Your objective
Where an image appears in the data, omit it and reproduce the rest exactly.

--- Input material ---

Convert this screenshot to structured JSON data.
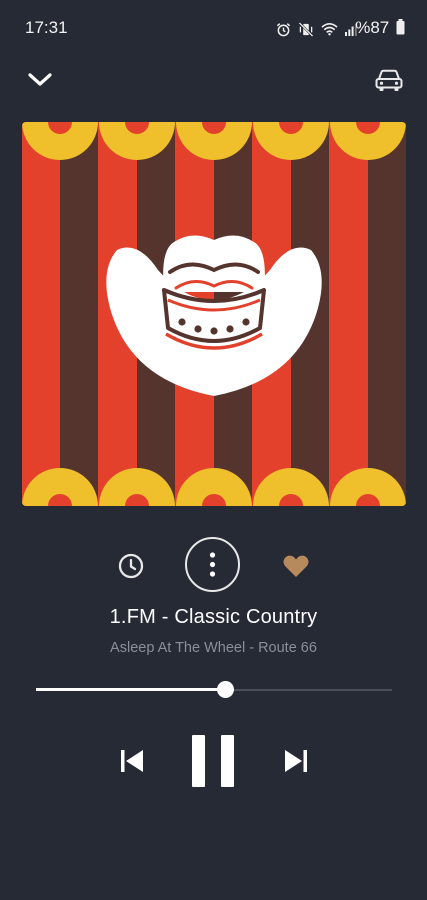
{
  "status_bar": {
    "time": "17:31",
    "battery": "%87",
    "icons": [
      "alarm-icon",
      "mute-vibrate-icon",
      "wifi-icon",
      "signal-icon",
      "battery-icon"
    ]
  },
  "header": {
    "collapse_icon": "chevron-down-icon",
    "car_mode_icon": "car-icon"
  },
  "artwork": {
    "subject": "cowboy-hat",
    "colors": {
      "red": "#e3412b",
      "brown": "#55342d",
      "yellow": "#f0c02c",
      "white": "#ffffff"
    }
  },
  "actions": {
    "timer_icon": "clock-icon",
    "more_icon": "more-vertical-icon",
    "favorite_icon": "heart-icon",
    "favorite_color": "#b78a5e"
  },
  "station": {
    "name": "1.FM - Classic Country",
    "now_playing": "Asleep At The Wheel - Route 66"
  },
  "playback": {
    "progress": 0.53,
    "state": "playing",
    "prev_icon": "skip-previous-icon",
    "pause_icon": "pause-icon",
    "next_icon": "skip-next-icon"
  },
  "colors": {
    "background": "#262a35",
    "secondary_text": "#8a8f99"
  }
}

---

Exercise response
Convert this screenshot to structured JSON data.
{
  "status_bar": {
    "time": "17:31",
    "battery": "%87",
    "icons": [
      "alarm-icon",
      "mute-vibrate-icon",
      "wifi-icon",
      "signal-icon",
      "battery-icon"
    ]
  },
  "header": {
    "collapse_icon": "chevron-down-icon",
    "car_mode_icon": "car-icon"
  },
  "artwork": {
    "subject": "cowboy-hat",
    "colors": {
      "red": "#e3412b",
      "brown": "#55342d",
      "yellow": "#f0c02c",
      "white": "#ffffff"
    }
  },
  "actions": {
    "timer_icon": "clock-icon",
    "more_icon": "more-vertical-icon",
    "favorite_icon": "heart-icon",
    "favorite_color": "#b78a5e"
  },
  "station": {
    "name": "1.FM - Classic Country",
    "now_playing": "Asleep At The Wheel - Route 66"
  },
  "playback": {
    "progress": 0.53,
    "state": "playing",
    "prev_icon": "skip-previous-icon",
    "pause_icon": "pause-icon",
    "next_icon": "skip-next-icon"
  },
  "colors": {
    "background": "#262a35",
    "secondary_text": "#8a8f99"
  }
}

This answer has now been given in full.